Control stepper motor starting position?


What would be the best way to initialize a stepper motors starting position? Im would like my motor to operate 0-180 degrees but never go beyond that since it will be fitted against a wall. The starting position would be 90 degrees straight out from the wall.

Is there a way to control this? If i have to use a sensor it should be able to last a couple of thousend initializations.

Cheers, Mike (beginner :-)

The standard method of initializing a stepper motor position is with a "home" position switch.

If you want your stepper motor to have a 0-180º range of motion, set up a mechanic switch at the 0 or 180º point. During startup, move the stepper motor in the direction of your home switch until the switch is activated. Now you know the position of the motor, and can move it to the 90º starting position.

Another option (since you do not require continuous rotation) is using a potentiometer as a voltage divider tied to the stepper motor shaft. This will allow you to determine it's current position without having to move the motor.

One such switch is called an opto slot, as it is optical it will not ware out like a mechanical one. It consists of a photo transistor and detector.

you might be better using a RC servo easy to drive from *duino easy to set it's position travels 0-180 sounds just the job to me (from here)

I'm about to have a similar "problem" to this with an antenna Azumith/Elevation (Az/El) rotator. My Az needs almost 360 degrees rotation (it has a South "stop" so the cables don't wrap around) and the El needs 180 degrees. My thoughts were heading towards using a compass sensor such as the HMC6352 for the Az so I knew where the stepper was but I was having trouble finding an inclinometer to handle the El stepper motor. I was trying to stay away from the mechanics of using a pot with such a large rotation.

I like the look of those opto slot switches, should have thought of those sooner - thanks for the tip :)

I have found these being used in 3 axis mills to “home” the steppers, they are small, cheap and if they are good enough for a cnc mill will solve my problem nicely :slight_smile: QRD1114

I think a simpler method for a home position indicator/sensor is a simple hall effect switch mounted on a fixed part and have a small permanent magnet attached to the rotating part. Won't be effected by light level or dirt/dust build up, etc.

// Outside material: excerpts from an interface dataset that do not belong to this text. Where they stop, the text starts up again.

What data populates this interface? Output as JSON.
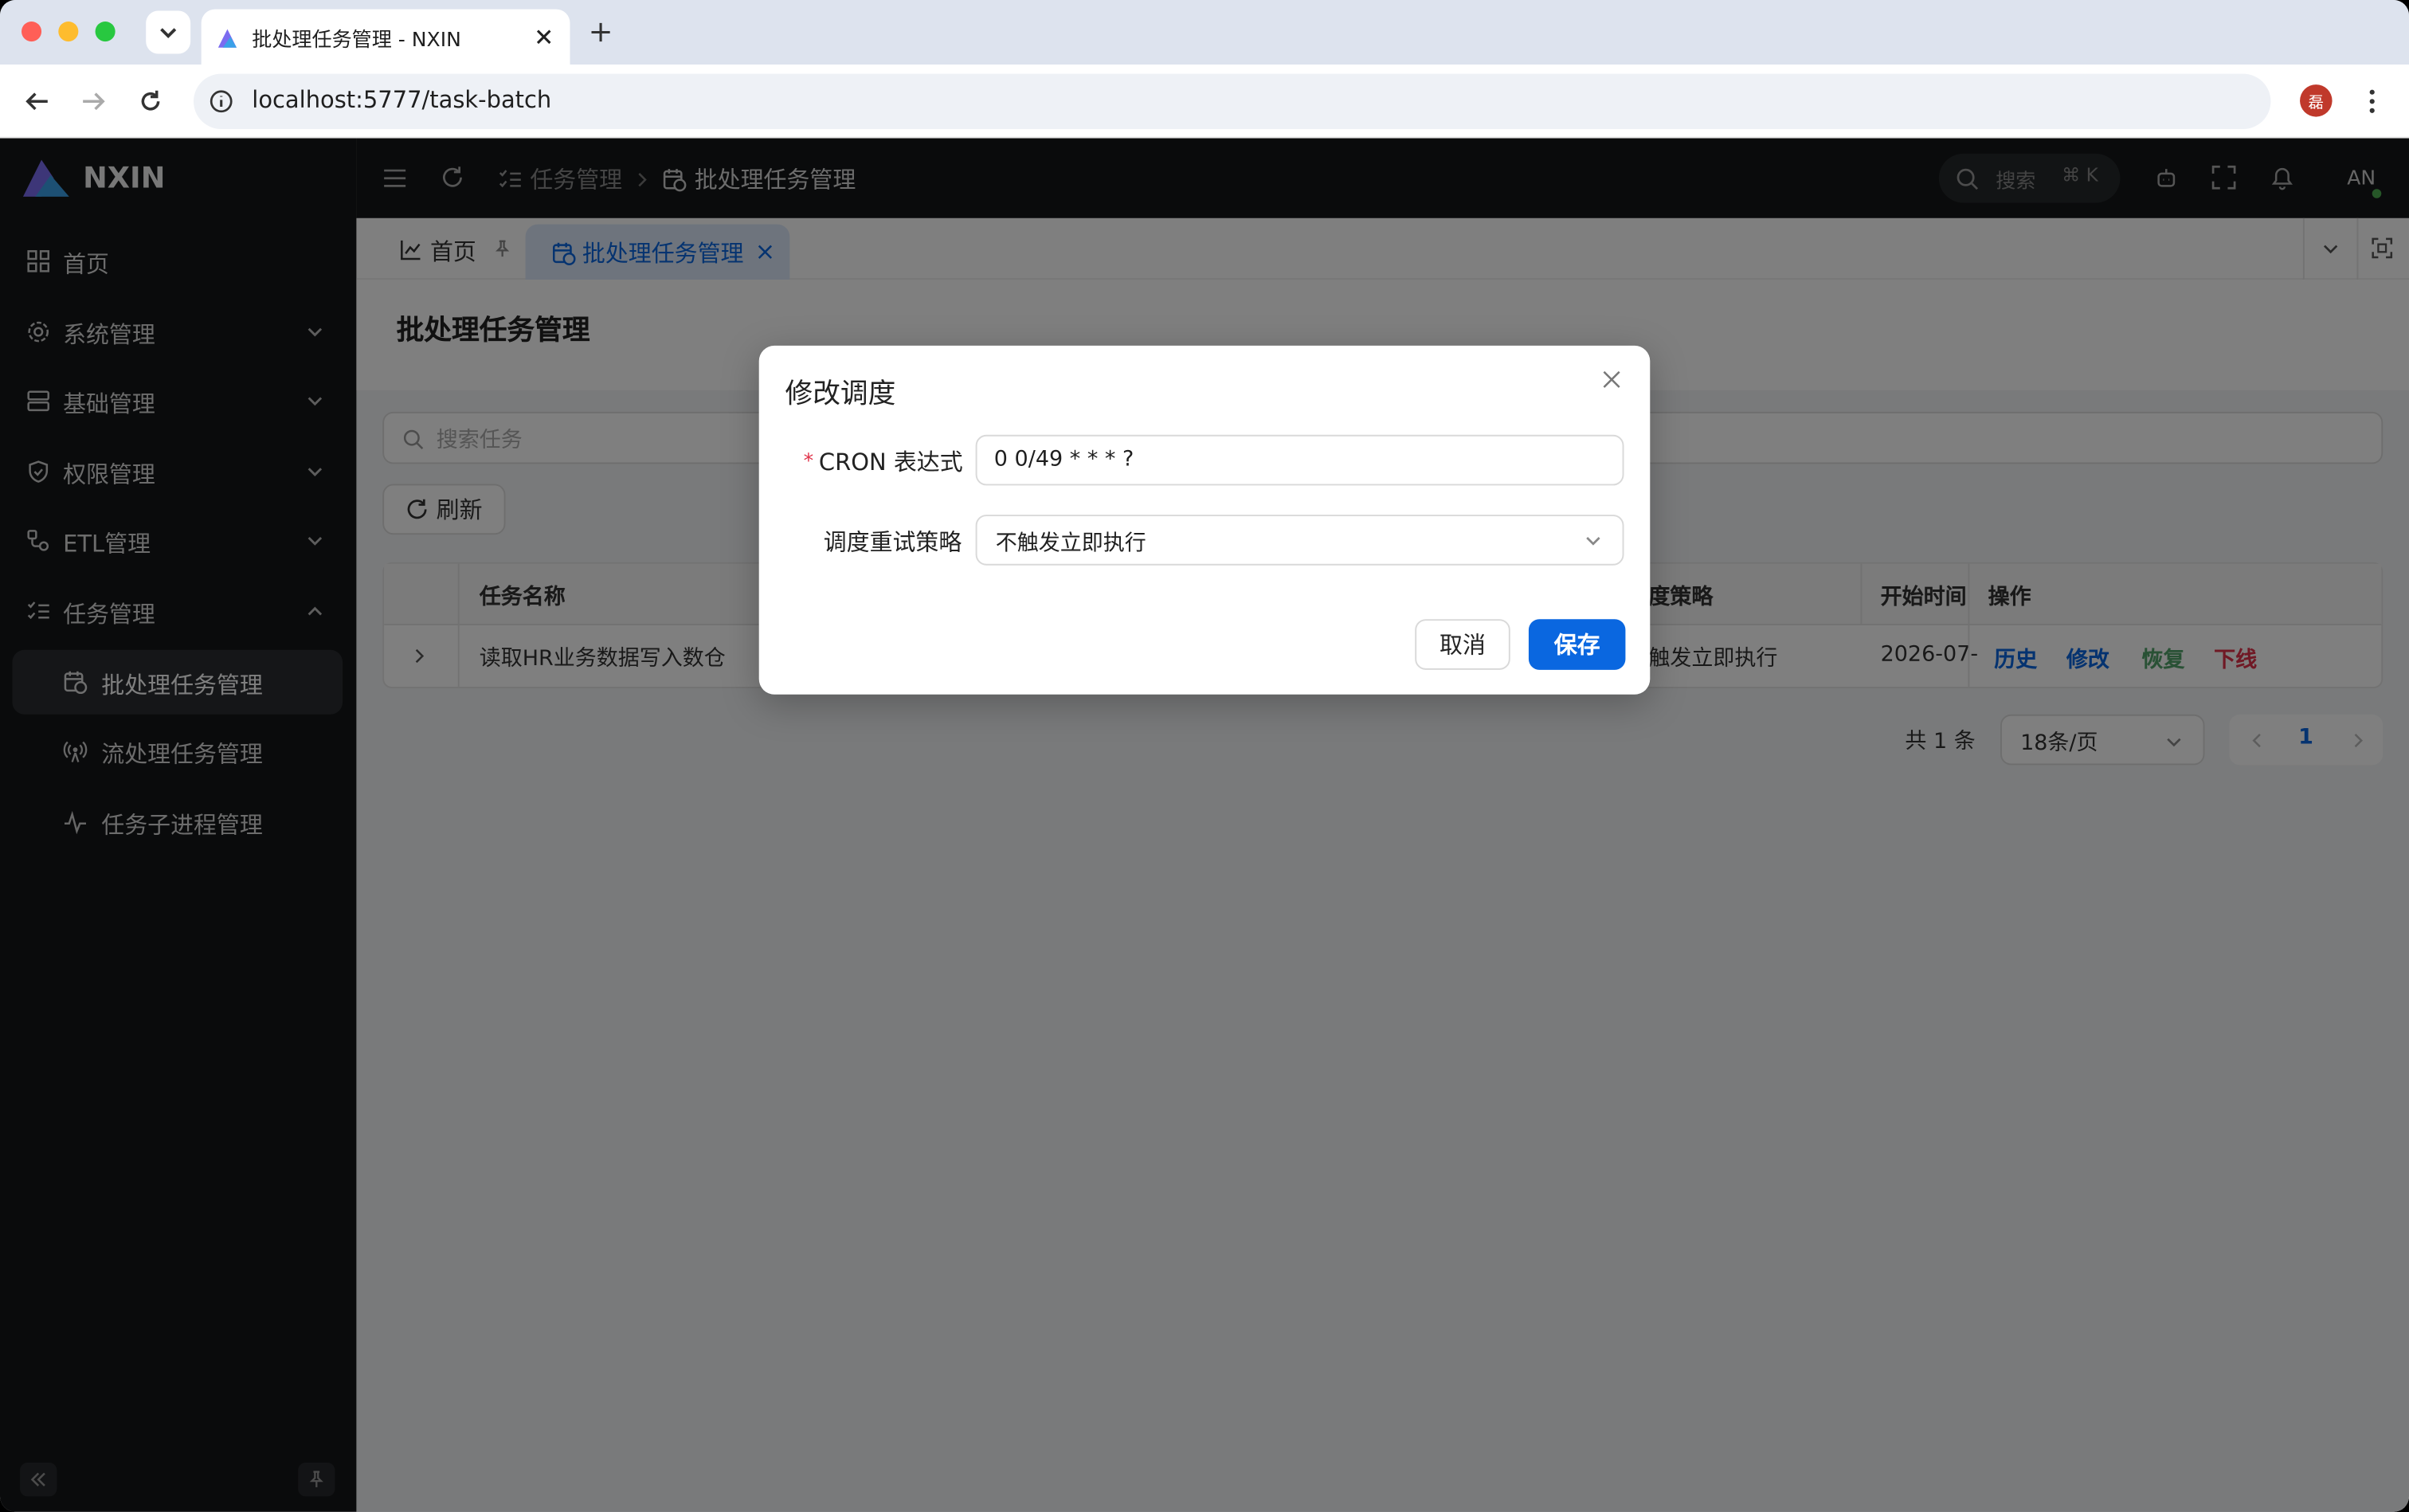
{
  "browser": {
    "tab_title": "批处理任务管理 - NXIN",
    "url": "localhost:5777/task-batch",
    "profile_initial": "磊"
  },
  "app": {
    "logo_text": "NXIN"
  },
  "sidebar": {
    "items": [
      {
        "label": "首页",
        "icon": "dashboard-icon"
      },
      {
        "label": "系统管理",
        "icon": "gear-icon"
      },
      {
        "label": "基础管理",
        "icon": "server-icon"
      },
      {
        "label": "权限管理",
        "icon": "shield-icon"
      },
      {
        "label": "ETL管理",
        "icon": "flow-icon"
      },
      {
        "label": "任务管理",
        "icon": "list-check-icon"
      }
    ],
    "sub_items": [
      {
        "label": "批处理任务管理",
        "icon": "calendar-clock-icon"
      },
      {
        "label": "流处理任务管理",
        "icon": "broadcast-icon"
      },
      {
        "label": "任务子进程管理",
        "icon": "pulse-icon"
      }
    ]
  },
  "header": {
    "breadcrumb_parent": "任务管理",
    "breadcrumb_current": "批处理任务管理",
    "search_placeholder": "搜索",
    "search_shortcut": "⌘ K",
    "avatar": "AN"
  },
  "tabs": {
    "home": "首页",
    "active": "批处理任务管理"
  },
  "page": {
    "title": "批处理任务管理",
    "search_placeholder": "搜索任务",
    "refresh_label": "刷新"
  },
  "table": {
    "headers": {
      "name": "任务名称",
      "strategy": "度策略",
      "start": "开始时间",
      "ops": "操作"
    },
    "row": {
      "name": "读取HR业务数据写入数仓",
      "strategy": "触发立即执行",
      "start": "2026-07-"
    },
    "actions": {
      "history": "历史",
      "edit": "修改",
      "resume": "恢复",
      "offline": "下线"
    }
  },
  "pagination": {
    "total": "共 1 条",
    "page_size": "18条/页",
    "current_page": "1"
  },
  "modal": {
    "title": "修改调度",
    "required_mark": "*",
    "cron_label": "CRON 表达式",
    "cron_value": "0 0/49 * * * ?",
    "retry_label": "调度重试策略",
    "retry_value": "不触发立即执行",
    "cancel": "取消",
    "save": "保存"
  },
  "colors": {
    "primary": "#0a67e0",
    "success": "#52a36b",
    "danger": "#e0334a",
    "sidebar_bg": "#151718"
  }
}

If the stepper setup has the mechanical strength, one can just drive the stepper motor in in a desired direction until it hits the hardstop. Drive the motor with a larger number of steps than the full travel step number, and then start at that position as step 0.

What have these motors got to do with this thread? They are brushless motors and this thread is about stepping motors and initial position.

The code I wrote measures the current going to one of the windings to detect the end point if there's a hard stop.

41south: My thoughts were heading towards using a compass sensor such as the HMC6352 for the Az so I knew where the stepper was but I was having trouble finding an inclinometer to handle the El stepper motor.

3-axis accelerometer?

But what accuracy / repeatability are you looking for?

sbright33 Can you share the code please ?

If you want to go with the hard stop method, you have to wire a "resistance sensor" - normally a very small resistor (0.05 .. 0.1 Ohms) in series with the power supply of the motor "to the GND side".

Then you measure the voltage across the resistor and GND with an analogue input of the Arduino. Adjust your code such that the voltage level triggers the Arduino to do something, when a certain level is reached or overrun. This happens because the motor draws more current when it is stopped by an external force (in your case: the wall).

But this is a brutal method and not all motors like that for a longer time and you have to make sure that this state will be left soon after it happened. By the way: in automatic coffee machines this method is used to find the Zero position of the internal brewing mechanism.

@tautau123, you have resurrected a 3-years-dead Thread.

I would expect it to be difficult to sense that a stepper motor had run into an end-stop by measuring a change in current. Stepper motors draw much the same current whether they are moving or not - that is how they hold position. And they are designed to hold position under power indefinitely.

If you are using a specialized stepper driver (as you should be) it will further complicate any attempt to measure the current due to its own motor current management arrangements. IIRC some of the expensive stepper drivers are equipped with the ability to sense a stalled motor.

Another factor to keep in mind is that your stepper motor system should be designed so it does not stall.

...R Stepper Motor Basics

Measuring the current of a current driven stepper motor is pointless, you are setting the current. (Well it will detect a broken winding!)

Stall detection for steppers can be done, but the simple techniques (periodic back EMF sensing) are crude and don't work at low speed. Advanced techniques work better I believe, but require DSP levels of processing.

Hi All, I am also trying to control the position of the stepper motor. Are there any codes that I am able to do that using a code like the servor motors ?



@vader92, you have resurrected a very old Thread. I suggest you start your own Thread and provide more information about the project you want to create.

I presume you have read the link I posted in Reply #13 in this Thread?